[Start of section]

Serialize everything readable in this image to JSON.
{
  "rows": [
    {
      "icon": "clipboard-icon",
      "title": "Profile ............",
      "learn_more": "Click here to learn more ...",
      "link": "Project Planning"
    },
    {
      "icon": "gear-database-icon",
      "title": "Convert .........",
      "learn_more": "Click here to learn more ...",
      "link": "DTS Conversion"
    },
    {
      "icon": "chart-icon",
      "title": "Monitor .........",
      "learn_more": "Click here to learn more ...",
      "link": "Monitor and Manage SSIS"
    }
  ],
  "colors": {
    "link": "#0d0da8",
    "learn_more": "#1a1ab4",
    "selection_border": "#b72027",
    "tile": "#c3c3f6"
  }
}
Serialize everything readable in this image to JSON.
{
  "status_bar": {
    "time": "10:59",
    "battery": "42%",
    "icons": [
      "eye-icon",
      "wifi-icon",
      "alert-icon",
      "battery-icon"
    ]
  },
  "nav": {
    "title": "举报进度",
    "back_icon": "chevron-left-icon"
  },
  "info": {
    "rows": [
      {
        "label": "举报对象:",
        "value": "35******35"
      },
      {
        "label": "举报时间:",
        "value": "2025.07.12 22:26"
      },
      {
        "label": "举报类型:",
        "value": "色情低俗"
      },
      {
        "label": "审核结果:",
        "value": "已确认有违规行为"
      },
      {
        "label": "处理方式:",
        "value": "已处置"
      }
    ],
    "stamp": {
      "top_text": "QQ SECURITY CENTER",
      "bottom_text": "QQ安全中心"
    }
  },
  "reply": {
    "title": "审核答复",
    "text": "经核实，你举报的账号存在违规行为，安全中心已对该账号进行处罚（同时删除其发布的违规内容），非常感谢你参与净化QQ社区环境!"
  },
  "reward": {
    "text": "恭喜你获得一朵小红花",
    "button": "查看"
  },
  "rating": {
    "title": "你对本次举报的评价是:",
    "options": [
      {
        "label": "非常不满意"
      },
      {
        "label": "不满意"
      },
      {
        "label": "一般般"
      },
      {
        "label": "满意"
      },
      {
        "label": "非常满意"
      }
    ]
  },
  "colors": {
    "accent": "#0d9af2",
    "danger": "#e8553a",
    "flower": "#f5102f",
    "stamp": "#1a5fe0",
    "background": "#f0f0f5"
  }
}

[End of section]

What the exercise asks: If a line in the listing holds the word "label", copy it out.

Answer box:
        "label": "举报对象:",
        "label": "举报时间:",
        "label": "举报类型:",
        "label": "审核结果:",
        "label": "处理方式:",
        "label": "非常不满意"
        "label": "不满意"
        "label": "一般般"
        "label": "满意"
        "label": "非常满意"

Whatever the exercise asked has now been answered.